When your kid is a baby, there is a guidebook for “What to Expect…” when you’re expecting, the toddler years and so on. There is no guidebook for “What To Expect: The Bitchy Hormonal Years.” This means you’re forced to navigate the murkiest of motherhood swamps on your own. Figure out for yourself whether you want to talk your girl about “body changes” before the school year’s main event: “the movie.” Fifth grade is the year they separate the girls from the boys and show the wear deodorant/get your period movie to girls and the… well, I don’t know what’s in the boy movie because my son is only in second grade. I guess it’s “So You Have a Boner” or something. Ick.

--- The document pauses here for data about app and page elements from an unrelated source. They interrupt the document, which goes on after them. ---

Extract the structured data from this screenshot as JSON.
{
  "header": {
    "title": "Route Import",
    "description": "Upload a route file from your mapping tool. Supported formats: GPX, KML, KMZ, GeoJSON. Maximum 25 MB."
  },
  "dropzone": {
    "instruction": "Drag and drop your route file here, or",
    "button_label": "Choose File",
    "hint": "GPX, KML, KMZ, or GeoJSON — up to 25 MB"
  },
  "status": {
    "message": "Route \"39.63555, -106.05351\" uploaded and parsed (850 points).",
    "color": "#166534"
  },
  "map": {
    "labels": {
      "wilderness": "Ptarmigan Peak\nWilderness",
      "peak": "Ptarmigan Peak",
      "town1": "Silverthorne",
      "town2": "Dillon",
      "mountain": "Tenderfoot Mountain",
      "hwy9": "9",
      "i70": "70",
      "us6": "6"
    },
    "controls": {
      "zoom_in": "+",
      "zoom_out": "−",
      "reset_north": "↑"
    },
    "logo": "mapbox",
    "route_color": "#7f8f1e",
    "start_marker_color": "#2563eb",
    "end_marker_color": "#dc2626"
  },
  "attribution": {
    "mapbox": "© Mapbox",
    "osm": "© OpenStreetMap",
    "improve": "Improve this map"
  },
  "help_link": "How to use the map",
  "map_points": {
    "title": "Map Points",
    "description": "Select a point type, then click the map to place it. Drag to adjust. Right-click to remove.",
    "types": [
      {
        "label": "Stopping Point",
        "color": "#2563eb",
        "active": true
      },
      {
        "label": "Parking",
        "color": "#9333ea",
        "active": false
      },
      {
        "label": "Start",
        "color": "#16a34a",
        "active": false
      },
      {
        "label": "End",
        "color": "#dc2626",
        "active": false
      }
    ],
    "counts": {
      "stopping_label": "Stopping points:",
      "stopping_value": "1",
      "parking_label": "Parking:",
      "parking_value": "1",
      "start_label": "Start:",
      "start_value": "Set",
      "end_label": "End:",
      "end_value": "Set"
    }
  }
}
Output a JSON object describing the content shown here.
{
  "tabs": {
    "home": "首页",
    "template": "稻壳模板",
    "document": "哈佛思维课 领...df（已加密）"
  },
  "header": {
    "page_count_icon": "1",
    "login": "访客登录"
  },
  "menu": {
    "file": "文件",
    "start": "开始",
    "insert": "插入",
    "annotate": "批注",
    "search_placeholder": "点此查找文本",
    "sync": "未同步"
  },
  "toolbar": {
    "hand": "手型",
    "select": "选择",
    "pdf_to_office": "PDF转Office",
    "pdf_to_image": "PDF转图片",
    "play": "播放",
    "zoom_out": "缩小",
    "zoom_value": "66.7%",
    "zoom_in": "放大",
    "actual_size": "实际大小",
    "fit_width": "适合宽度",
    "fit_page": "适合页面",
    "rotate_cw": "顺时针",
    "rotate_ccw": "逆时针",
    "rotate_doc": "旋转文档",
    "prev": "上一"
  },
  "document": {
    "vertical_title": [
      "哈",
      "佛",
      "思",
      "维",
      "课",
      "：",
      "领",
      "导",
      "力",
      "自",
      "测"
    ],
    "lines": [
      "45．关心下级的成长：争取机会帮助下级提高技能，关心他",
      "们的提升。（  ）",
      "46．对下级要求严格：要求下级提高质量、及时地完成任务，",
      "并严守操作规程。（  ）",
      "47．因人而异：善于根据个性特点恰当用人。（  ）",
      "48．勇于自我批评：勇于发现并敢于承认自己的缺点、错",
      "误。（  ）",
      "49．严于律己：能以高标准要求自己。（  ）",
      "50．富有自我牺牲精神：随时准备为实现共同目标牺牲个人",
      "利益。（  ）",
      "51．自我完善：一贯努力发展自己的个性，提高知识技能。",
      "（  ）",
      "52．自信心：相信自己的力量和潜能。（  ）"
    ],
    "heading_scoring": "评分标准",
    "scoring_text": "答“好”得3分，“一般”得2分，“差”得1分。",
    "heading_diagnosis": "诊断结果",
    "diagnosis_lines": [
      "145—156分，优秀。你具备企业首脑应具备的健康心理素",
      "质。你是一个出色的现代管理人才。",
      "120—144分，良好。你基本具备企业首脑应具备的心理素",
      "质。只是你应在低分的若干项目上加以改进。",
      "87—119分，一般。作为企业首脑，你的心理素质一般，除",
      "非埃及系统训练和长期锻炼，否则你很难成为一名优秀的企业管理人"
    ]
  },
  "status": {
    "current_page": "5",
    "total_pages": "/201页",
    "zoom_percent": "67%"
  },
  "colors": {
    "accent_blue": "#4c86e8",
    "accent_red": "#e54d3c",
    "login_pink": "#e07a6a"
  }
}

When I got the classroom form asking what my child’s educational strengths/weaknesses were, I noted simply under concerns: “the mean girls.” Needless to say, by this grade everyone knows who the mean girls are, and unfortunately my girl ended up with a bad mix of them. With my first two daughters, I used a defensive approach. I figured I couldn’t do anything to change the environment, so my job was to give my kids the skills they need to deal with the mean girls. I don’t drive my kids to school to avoid mean kids on the bus, because I won’t be able to drive them to work someday to avoid getting mugged on the subway. More life lessons are learned on the bus and playground than in the classroom. “There will always be bullies, how can we avoid them?” was kind of my strategy, since unfortunately “Punch them in their fucking faces” is considered poor child-rearing in polite circles. My daughters have had to deal with a few bullies. Normally, I would report the far-and-between incident to the school. I’ve had to intervene and call a parent once, and it didn’t go well. The thing about mean girls is that their moms a.) won’t ever believe their girl is a mean girl; plus, b.) how do you think the mean girl got that way in the first place?
So now I’m facing a school year of potential mean girl interactions and I’m not ready. My third daughter is a sweetheart: she’s like raising Snow White; she comes down in the morning singing while she fills the bird feeders (she’s on a birding team that won the youth division World Series of Birding). I fully expect woodland creatures to show up and make her prom dress someday. She has enormous blue eyes, not a mean bone in her body, and lots of friends at school. She is sensitive. She cannot handle the mean girls. Mean girls know this: they can sniff out the weak ones in the herd. She doesn’t play sports, she isn’t wearing what they’ve decided are the right clothes; they’ll think of a way to make her cry.
I will fly into mamma bear mode in a heartbeat for this one. Ten years ago, on St. Patrick’s Day, she was born completely blue and not breathing, and I will never forget watching the doctors huddle around her, working on her until the pink started at her heart and spread to her limbs. The pink has never stopped pouring from her, and I will not watch those evil little bitches stop it and make her bitter and jaded.
We’ve been talking about ignoring them, etc., but the first day she comes home in tears, and I know it is only a matter of time, I will fly my broomstick over to that school and face her teacher (only in his second year, God help him) and I’ll do whatever I need to do to make it stop. If moving her seat works, fine. If talking to the girls works, great. But if she comes home with tears in those blue eyes a third time, I will pull her out of that classroom and we leave those little brats behind before I show up on the recess blacktop and deal with them myself, old-school Philly-style, and end up in an orange jumpsuit.
Mary McCarthy (@marymac) blogs at pajamasandcoffee.com.
Now that is what I call a good mom! If you kick those bitches asses, I'll give you sanctuary here in Texas. One condition, my girls will be that age in a few years and I may need to get your ass-kicking help/advice.
Tell her straight out, Mary... Not everyone is going to like her. And they won't have a reason why. Those are the ones who will try to make her world a living hell. Tell her not everyone needs to know everything. Tell her to wear a Mona Lisa smile and be herself but the less they know the harder it is for them to get at her.
Have to confess I felt a little weird reading this, since I WAS a mean girl! Kinda like in a Clueless way. Excellent article. (Oh, and I grew out of it, when I was dumped by the bitches.)